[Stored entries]
========

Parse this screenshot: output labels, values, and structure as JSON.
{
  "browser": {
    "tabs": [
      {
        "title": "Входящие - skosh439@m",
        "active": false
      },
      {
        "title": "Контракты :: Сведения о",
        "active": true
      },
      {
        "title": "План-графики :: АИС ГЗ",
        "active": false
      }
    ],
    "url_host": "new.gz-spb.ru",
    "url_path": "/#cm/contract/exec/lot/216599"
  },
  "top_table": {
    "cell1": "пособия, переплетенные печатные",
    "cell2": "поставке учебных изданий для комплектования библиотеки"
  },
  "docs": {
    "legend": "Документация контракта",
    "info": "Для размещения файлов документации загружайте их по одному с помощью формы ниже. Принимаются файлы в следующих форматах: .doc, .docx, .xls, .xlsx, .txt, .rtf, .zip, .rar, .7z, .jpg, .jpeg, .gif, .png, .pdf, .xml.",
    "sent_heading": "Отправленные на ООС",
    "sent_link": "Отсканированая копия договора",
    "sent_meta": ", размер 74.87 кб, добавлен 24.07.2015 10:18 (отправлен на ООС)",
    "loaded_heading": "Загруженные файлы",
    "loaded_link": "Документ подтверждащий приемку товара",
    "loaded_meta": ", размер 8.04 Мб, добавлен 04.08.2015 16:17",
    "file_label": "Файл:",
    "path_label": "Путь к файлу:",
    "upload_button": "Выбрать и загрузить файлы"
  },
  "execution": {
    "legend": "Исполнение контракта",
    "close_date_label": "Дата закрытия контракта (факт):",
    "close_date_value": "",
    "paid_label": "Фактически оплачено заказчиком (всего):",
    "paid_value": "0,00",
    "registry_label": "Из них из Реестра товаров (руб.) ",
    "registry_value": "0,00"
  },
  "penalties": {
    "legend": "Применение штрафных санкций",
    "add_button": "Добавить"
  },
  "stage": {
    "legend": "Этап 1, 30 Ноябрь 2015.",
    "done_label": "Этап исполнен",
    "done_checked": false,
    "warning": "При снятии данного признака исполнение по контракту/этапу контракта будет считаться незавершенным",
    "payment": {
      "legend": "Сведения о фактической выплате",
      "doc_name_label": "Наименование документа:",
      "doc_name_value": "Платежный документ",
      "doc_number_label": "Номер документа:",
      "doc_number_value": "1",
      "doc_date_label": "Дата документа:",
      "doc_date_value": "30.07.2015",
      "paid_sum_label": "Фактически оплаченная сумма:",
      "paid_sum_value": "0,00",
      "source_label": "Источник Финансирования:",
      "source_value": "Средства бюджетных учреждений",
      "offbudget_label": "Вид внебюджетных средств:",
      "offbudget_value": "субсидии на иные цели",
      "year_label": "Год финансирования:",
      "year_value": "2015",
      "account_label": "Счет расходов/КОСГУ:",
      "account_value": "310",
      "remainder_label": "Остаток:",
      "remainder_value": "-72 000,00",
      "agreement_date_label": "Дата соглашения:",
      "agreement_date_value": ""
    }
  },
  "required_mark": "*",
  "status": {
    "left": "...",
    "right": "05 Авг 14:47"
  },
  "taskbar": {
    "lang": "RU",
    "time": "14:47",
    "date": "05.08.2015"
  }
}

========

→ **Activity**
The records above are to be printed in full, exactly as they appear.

→ **Reply to the task**
Parse this screenshot: output labels, values, and structure as JSON.
{
  "browser": {
    "tabs": [
      {
        "title": "Входящие - skosh439@m",
        "active": false
      },
      {
        "title": "Контракты :: Сведения о",
        "active": true
      },
      {
        "title": "План-графики :: АИС ГЗ",
        "active": false
      }
    ],
    "url_host": "new.gz-spb.ru",
    "url_path": "/#cm/contract/exec/lot/216599"
  },
  "top_table": {
    "cell1": "пособия, переплетенные печатные",
    "cell2": "поставке учебных изданий для комплектования библиотеки"
  },
  "docs": {
    "legend": "Документация контракта",
    "info": "Для размещения файлов документации загружайте их по одному с помощью формы ниже. Принимаются файлы в следующих форматах: .doc, .docx, .xls, .xlsx, .txt, .rtf, .zip, .rar, .7z, .jpg, .jpeg, .gif, .png, .pdf, .xml.",
    "sent_heading": "Отправленные на ООС",
    "sent_link": "Отсканированая копия договора",
    "sent_meta": ", размер 74.87 кб, добавлен 24.07.2015 10:18 (отправлен на ООС)",
    "loaded_heading": "Загруженные файлы",
    "loaded_link": "Документ подтверждащий приемку товара",
    "loaded_meta": ", размер 8.04 Мб, добавлен 04.08.2015 16:17",
    "file_label": "Файл:",
    "path_label": "Путь к файлу:",
    "upload_button": "Выбрать и загрузить файлы"
  },
  "execution": {
    "legend": "Исполнение контракта",
    "close_date_label": "Дата закрытия контракта (факт):",
    "close_date_value": "",
    "paid_label": "Фактически оплачено заказчиком (всего):",
    "paid_value": "0,00",
    "registry_label": "Из них из Реестра товаров (руб.) ",
    "registry_value": "0,00"
  },
  "penalties": {
    "legend": "Применение штрафных санкций",
    "add_button": "Добавить"
  },
  "stage": {
    "legend": "Этап 1, 30 Ноябрь 2015.",
    "done_label": "Этап исполнен",
    "done_checked": false,
    "warning": "При снятии данного признака исполнение по контракту/этапу контракта будет считаться незавершенным",
    "payment": {
      "legend": "Сведения о фактической выплате",
      "doc_name_label": "Наименование документа:",
      "doc_name_value": "Платежный документ",
      "doc_number_label": "Номер документа:",
      "doc_number_value": "1",
      "doc_date_label": "Дата документа:",
      "doc_date_value": "30.07.2015",
      "paid_sum_label": "Фактически оплаченная сумма:",
      "paid_sum_value": "0,00",
      "source_label": "Источник Финансирования:",
      "source_value": "Средства бюджетных учреждений",
      "offbudget_label": "Вид внебюджетных средств:",
      "offbudget_value": "субсидии на иные цели",
      "year_label": "Год финансирования:",
      "year_value": "2015",
      "account_label": "Счет расходов/КОСГУ:",
      "account_value": "310",
      "remainder_label": "Остаток:",
      "remainder_value": "-72 000,00",
      "agreement_date_label": "Дата соглашения:",
      "agreement_date_value": ""
    }
  },
  "required_mark": "*",
  "status": {
    "left": "...",
    "right": "05 Авг 14:47"
  },
  "taskbar": {
    "lang": "RU",
    "time": "14:47",
    "date": "05.08.2015"
  }
}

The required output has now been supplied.